You are using an older browser version. Please use a supported version for the best MSN experience.

General Dynamics Gets a Multibillion-Dollar Navy Sub Deal

Bloomberg logoBloomberg 11/4/2019 Tony Capaccio

(Bloomberg) -- The U.S. Navy has reached an agreement with General Dynamics Corp. on a multibillion-dollar deal to buy the next batch of Virginia-class attack submarines, according to the service.

After protracted negotiations, the deal was cut from 11 submarines to 9, with options to buy a 10th and 11th vessel by 2023, because funding was running more than $1 billion short, according to service documents and congressional correspondence. The value of the resulting agreement wasn’t immediately disclosed but it’s expected to be about $20 billion, according to a person familiar with Navy budget documents.

“We have reached a multiyear” agreement “and are working to announce a contract” by Dec. 31, Navy spokesman Captain Danny Hernandez said in a statement. It “will achieve significant savings, will include important lethality enhancements,” and “provide critical stability to the industrial base. Further information will be available upon contract award,” he said.

Elizabeth Power, a spokeswoman with General Dynamics’ Electric Boat unit, which makes the Virginia-class sub with Huntington Ingalls Industries Inc., said “we have been working closely with the Navy and stand ready to support their needs. The contract being contemplated allows us to maintain a stable Virginia-class build rate.”

Documenting Savings

By law, the Pentagon must submit a detailed justification for proceeding with a multiyear contract, including outlining “significant savings” that would be realized over annual purchases that give Congress more oversight. Last week, the Defense Department submitted to congressional defense committees a proposal certifying savings of 6.8%, or $1.8 billion, from a nine-ship contract.

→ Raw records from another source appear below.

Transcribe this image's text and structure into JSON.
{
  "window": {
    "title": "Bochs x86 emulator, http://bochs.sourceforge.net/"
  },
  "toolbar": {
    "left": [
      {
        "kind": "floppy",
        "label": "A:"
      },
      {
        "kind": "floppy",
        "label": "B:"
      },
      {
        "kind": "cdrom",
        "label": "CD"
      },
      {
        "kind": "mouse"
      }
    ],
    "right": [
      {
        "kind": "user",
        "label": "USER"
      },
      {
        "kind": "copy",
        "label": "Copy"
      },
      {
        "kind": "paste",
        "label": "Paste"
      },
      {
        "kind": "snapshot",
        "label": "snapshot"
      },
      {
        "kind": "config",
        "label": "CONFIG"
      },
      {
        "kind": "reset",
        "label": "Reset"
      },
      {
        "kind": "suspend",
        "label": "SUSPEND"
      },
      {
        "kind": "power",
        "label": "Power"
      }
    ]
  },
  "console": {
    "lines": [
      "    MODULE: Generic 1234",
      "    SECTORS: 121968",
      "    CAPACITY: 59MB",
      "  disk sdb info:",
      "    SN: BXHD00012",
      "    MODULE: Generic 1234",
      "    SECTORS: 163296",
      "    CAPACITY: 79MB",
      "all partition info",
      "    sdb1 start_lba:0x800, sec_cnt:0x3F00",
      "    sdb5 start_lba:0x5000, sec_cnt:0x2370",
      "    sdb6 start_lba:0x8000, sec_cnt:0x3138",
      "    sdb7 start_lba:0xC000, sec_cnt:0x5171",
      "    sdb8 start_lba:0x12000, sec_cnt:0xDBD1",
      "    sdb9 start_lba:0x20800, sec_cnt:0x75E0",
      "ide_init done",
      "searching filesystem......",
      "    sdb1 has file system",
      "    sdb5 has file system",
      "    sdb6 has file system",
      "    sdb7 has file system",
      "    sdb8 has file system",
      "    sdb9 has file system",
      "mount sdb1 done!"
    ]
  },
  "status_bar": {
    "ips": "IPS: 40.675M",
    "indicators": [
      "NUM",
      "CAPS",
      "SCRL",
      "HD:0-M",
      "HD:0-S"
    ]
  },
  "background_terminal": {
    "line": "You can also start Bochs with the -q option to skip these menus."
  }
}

Ellen Lord, the Pentagon’s acquisitions chief, said in letters to the four defense committees that “while there are sufficient funds” to execute the program through 2024, “there are shortfalls” in fiscal 2022 and 2023 that the Navy has committed to address in its next proposed budget.

Representative Joe Courtney of Connecticut and Rob Wittman of Virginia, the Democratic chairman and ranking Republican on the House Armed Services seapower panel, wrote Defense Secretary Mark Esper in September to “express our very serious concern” over the “reduced scope for the contract due to funding shortfalls.” They represent districts where the subs are built or workers live.

Courtney said in a statement Monday that the Navy’s announcement “shows real progress in terms of getting a stable workload for this critical program.”

Navy Secretary Richard Spencer acknowledged, in a Sept. 27 reply to lawmakers, the reduction to nine submarines with an option to add at least one. He said the Navy “has been in negotiations” to “achieve a balanced approach with full considerations of technical risk, the industrial base capability and fleet requirements.”

“There seem to be two issues at work here,” said Ron O’Rourke, naval analyst for the nonpartisan Congressional Research Service. “The first are the concerns about the capacity of the industrial base,” and the other is a funding shortfall, “the origin of which is unclear,” he said. “So it seems that something has happened on the Navy’s side regarding the cost of these submarines. It would be helpful for the Navy to explain what that is.”

(Updates with expected value of deal in second paragraph)

To contact the reporter on this story: Tony Capaccio in Washington at acapaccio@bloomberg.net

To contact the editors responsible for this story: Bill Faries at wfaries@bloomberg.net, Larry Liebert

For more articles like this, please visit us at bloomberg.com

©2019 Bloomberg L.P.

AdChoices
AdChoices
image beaconimage beaconimage beacon